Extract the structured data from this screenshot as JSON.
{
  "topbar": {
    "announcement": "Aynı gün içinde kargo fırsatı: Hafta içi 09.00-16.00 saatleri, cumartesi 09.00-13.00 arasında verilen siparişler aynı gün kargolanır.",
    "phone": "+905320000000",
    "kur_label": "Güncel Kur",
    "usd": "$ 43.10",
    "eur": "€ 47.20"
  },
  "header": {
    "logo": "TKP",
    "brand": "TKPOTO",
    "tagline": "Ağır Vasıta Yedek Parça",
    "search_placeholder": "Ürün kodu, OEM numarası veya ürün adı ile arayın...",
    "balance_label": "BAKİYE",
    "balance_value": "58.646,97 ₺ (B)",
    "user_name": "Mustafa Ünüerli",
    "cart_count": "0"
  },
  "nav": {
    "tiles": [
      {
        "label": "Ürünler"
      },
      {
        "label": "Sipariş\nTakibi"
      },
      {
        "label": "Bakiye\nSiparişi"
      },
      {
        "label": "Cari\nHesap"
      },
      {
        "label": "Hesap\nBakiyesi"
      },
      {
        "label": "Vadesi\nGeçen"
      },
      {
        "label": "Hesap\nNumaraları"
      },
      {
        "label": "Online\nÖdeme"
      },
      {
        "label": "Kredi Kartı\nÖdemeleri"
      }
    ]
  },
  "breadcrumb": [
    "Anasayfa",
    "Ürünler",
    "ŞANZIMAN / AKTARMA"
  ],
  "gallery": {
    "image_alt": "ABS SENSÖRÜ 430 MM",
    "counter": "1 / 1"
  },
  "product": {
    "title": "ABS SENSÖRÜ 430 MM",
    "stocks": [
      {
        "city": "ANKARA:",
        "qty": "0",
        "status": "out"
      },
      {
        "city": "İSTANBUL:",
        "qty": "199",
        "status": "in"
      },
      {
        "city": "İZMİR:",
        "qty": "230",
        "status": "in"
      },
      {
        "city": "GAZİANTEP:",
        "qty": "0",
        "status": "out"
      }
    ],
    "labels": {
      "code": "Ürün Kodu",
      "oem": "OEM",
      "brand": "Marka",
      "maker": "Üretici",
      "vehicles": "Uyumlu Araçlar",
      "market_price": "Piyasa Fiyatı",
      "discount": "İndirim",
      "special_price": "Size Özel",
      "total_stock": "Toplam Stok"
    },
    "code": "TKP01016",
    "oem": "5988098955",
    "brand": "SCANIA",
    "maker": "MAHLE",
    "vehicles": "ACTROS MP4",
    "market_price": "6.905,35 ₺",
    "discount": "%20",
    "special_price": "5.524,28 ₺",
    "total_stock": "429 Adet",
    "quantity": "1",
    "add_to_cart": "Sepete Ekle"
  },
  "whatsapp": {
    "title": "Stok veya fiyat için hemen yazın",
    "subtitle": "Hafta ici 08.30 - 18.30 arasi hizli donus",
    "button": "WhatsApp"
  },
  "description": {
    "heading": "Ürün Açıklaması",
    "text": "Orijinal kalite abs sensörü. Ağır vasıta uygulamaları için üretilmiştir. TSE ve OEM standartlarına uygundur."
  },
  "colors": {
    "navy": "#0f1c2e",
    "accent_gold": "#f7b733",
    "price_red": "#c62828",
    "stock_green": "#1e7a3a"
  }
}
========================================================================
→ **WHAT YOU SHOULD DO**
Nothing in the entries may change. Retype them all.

→ **RESPONSE AREA**
Extract the structured data from this screenshot as JSON.
{
  "topbar": {
    "announcement": "Aynı gün içinde kargo fırsatı: Hafta içi 09.00-16.00 saatleri, cumartesi 09.00-13.00 arasında verilen siparişler aynı gün kargolanır.",
    "phone": "+905320000000",
    "kur_label": "Güncel Kur",
    "usd": "$ 43.10",
    "eur": "€ 47.20"
  },
  "header": {
    "logo": "TKP",
    "brand": "TKPOTO",
    "tagline": "Ağır Vasıta Yedek Parça",
    "search_placeholder": "Ürün kodu, OEM numarası veya ürün adı ile arayın...",
    "balance_label": "BAKİYE",
    "balance_value": "58.646,97 ₺ (B)",
    "user_name": "Mustafa Ünüerli",
    "cart_count": "0"
  },
  "nav": {
    "tiles": [
      {
        "label": "Ürünler"
      },
      {
        "label": "Sipariş\nTakibi"
      },
      {
        "label": "Bakiye\nSiparişi"
      },
      {
        "label": "Cari\nHesap"
      },
      {
        "label": "Hesap\nBakiyesi"
      },
      {
        "label": "Vadesi\nGeçen"
      },
      {
        "label": "Hesap\nNumaraları"
      },
      {
        "label": "Online\nÖdeme"
      },
      {
        "label": "Kredi Kartı\nÖdemeleri"
      }
    ]
  },
  "breadcrumb": [
    "Anasayfa",
    "Ürünler",
    "ŞANZIMAN / AKTARMA"
  ],
  "gallery": {
    "image_alt": "ABS SENSÖRÜ 430 MM",
    "counter": "1 / 1"
  },
  "product": {
    "title": "ABS SENSÖRÜ 430 MM",
    "stocks": [
      {
        "city": "ANKARA:",
        "qty": "0",
        "status": "out"
      },
      {
        "city": "İSTANBUL:",
        "qty": "199",
        "status": "in"
      },
      {
        "city": "İZMİR:",
        "qty": "230",
        "status": "in"
      },
      {
        "city": "GAZİANTEP:",
        "qty": "0",
        "status": "out"
      }
    ],
    "labels": {
      "code": "Ürün Kodu",
      "oem": "OEM",
      "brand": "Marka",
      "maker": "Üretici",
      "vehicles": "Uyumlu Araçlar",
      "market_price": "Piyasa Fiyatı",
      "discount": "İndirim",
      "special_price": "Size Özel",
      "total_stock": "Toplam Stok"
    },
    "code": "TKP01016",
    "oem": "5988098955",
    "brand": "SCANIA",
    "maker": "MAHLE",
    "vehicles": "ACTROS MP4",
    "market_price": "6.905,35 ₺",
    "discount": "%20",
    "special_price": "5.524,28 ₺",
    "total_stock": "429 Adet",
    "quantity": "1",
    "add_to_cart": "Sepete Ekle"
  },
  "whatsapp": {
    "title": "Stok veya fiyat için hemen yazın",
    "subtitle": "Hafta ici 08.30 - 18.30 arasi hizli donus",
    "button": "WhatsApp"
  },
  "description": {
    "heading": "Ürün Açıklaması",
    "text": "Orijinal kalite abs sensörü. Ağır vasıta uygulamaları için üretilmiştir. TSE ve OEM standartlarına uygundur."
  },
  "colors": {
    "navy": "#0f1c2e",
    "accent_gold": "#f7b733",
    "price_red": "#c62828",
    "stock_green": "#1e7a3a"
  }
}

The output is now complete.